● **INPUT**
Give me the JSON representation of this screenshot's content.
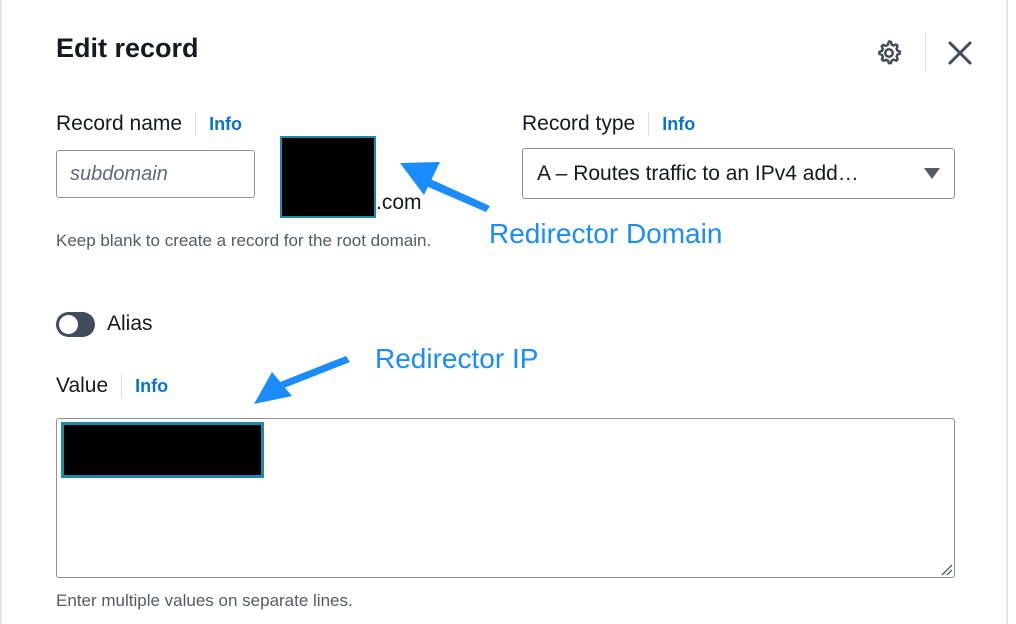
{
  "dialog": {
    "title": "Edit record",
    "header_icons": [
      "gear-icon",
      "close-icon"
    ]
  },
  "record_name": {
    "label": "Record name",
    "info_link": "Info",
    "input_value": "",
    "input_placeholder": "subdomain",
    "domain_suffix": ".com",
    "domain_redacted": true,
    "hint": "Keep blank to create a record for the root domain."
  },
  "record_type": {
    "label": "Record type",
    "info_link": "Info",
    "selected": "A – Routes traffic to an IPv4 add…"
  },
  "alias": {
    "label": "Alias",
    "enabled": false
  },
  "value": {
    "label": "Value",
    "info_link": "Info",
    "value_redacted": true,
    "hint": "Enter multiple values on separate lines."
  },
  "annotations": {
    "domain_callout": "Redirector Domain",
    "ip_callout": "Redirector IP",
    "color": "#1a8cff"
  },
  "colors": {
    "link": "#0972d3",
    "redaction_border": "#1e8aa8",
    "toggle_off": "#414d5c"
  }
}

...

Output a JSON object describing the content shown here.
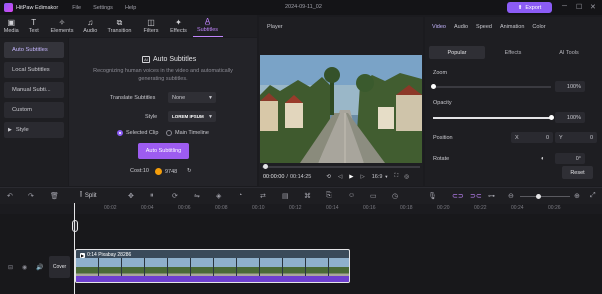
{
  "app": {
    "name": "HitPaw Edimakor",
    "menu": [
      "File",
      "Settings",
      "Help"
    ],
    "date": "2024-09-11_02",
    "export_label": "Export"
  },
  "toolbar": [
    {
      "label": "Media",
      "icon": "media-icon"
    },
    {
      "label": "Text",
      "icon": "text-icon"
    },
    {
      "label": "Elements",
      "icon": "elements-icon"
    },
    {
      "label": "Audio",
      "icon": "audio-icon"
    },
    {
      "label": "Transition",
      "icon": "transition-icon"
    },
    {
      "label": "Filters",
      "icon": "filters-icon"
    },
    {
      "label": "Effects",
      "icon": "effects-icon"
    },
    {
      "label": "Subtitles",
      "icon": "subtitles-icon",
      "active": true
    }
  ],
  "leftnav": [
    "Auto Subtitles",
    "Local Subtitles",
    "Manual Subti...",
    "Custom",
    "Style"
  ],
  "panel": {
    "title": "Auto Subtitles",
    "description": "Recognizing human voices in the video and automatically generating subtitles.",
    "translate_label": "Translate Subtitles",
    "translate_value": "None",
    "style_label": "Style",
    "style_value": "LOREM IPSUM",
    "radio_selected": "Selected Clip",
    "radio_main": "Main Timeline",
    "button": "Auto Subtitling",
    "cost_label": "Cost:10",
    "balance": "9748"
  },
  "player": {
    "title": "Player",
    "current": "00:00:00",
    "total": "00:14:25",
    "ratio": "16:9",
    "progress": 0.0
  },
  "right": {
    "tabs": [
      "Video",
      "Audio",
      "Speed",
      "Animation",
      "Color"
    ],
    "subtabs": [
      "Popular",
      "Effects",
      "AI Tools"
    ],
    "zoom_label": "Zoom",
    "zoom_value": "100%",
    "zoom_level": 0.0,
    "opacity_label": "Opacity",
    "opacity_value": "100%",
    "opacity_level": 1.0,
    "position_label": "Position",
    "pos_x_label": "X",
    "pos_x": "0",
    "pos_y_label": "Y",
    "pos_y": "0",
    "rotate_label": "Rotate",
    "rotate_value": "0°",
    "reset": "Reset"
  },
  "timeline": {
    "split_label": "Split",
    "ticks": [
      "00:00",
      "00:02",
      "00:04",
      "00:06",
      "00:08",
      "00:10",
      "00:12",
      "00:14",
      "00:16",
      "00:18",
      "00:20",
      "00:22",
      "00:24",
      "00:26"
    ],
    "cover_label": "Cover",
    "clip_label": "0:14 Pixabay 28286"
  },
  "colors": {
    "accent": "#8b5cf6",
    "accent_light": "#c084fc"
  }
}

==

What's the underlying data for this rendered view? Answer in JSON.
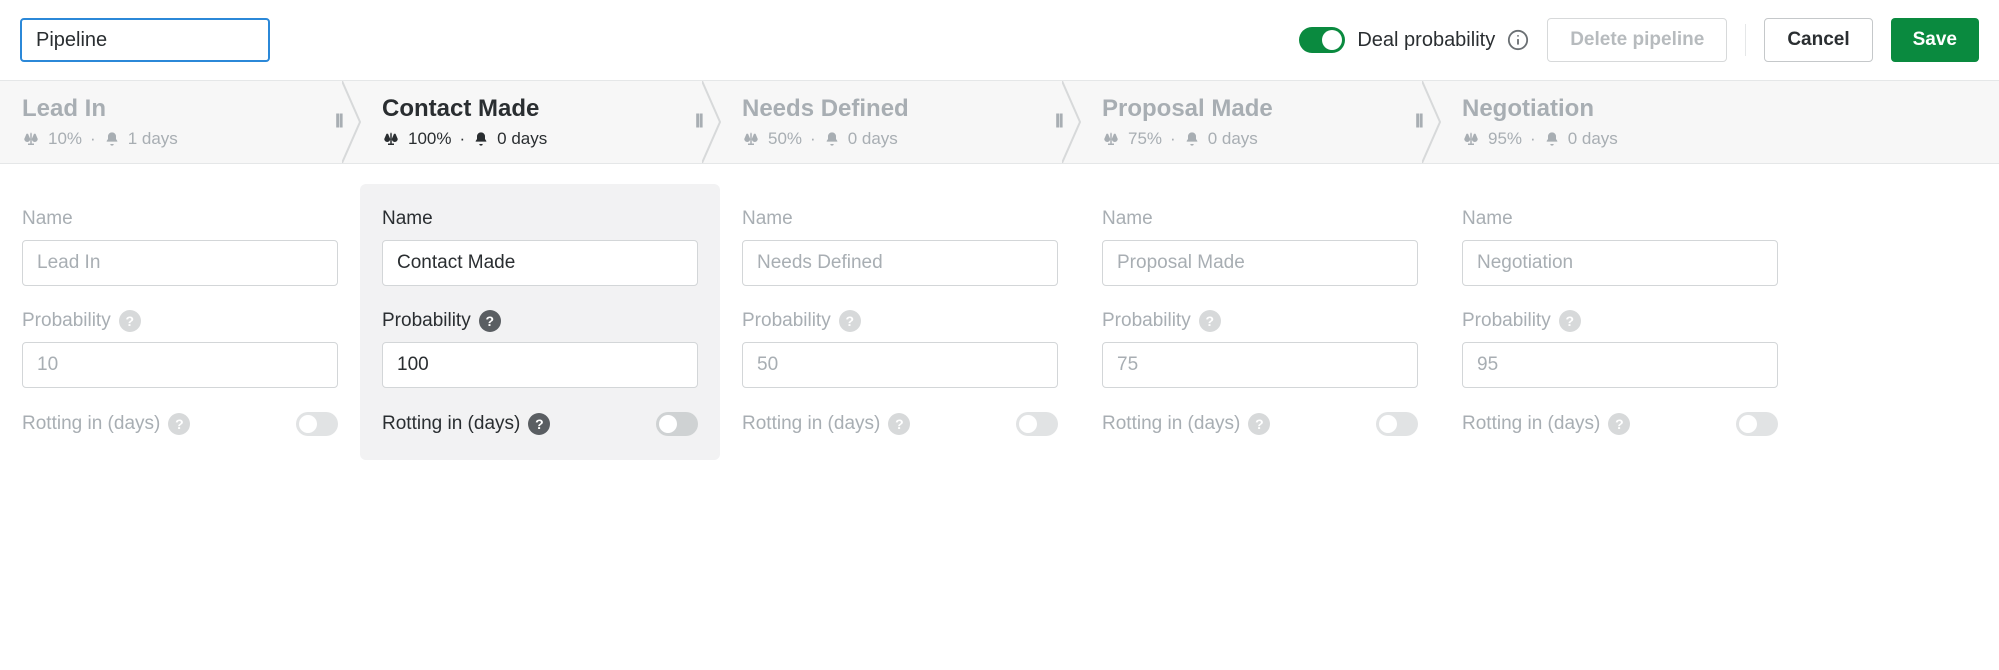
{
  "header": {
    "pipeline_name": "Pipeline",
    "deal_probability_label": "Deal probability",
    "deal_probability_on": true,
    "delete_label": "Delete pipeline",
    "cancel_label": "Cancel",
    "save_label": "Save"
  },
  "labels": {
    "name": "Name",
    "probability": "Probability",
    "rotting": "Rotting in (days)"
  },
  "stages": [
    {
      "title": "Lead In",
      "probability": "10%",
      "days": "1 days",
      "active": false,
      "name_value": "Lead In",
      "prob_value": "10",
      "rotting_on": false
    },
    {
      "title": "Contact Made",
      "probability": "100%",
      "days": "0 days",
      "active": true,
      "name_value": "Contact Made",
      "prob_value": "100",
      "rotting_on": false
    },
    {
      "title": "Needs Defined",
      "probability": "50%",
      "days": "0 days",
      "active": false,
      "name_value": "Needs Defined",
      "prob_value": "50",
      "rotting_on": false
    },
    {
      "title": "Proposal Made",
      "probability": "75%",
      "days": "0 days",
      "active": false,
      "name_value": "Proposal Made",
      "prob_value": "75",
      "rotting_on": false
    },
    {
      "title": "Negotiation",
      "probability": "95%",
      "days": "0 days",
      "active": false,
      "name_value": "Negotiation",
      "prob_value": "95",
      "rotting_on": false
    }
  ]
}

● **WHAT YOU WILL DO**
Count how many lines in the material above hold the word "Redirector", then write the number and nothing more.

● **RESPONSE BELOW**
2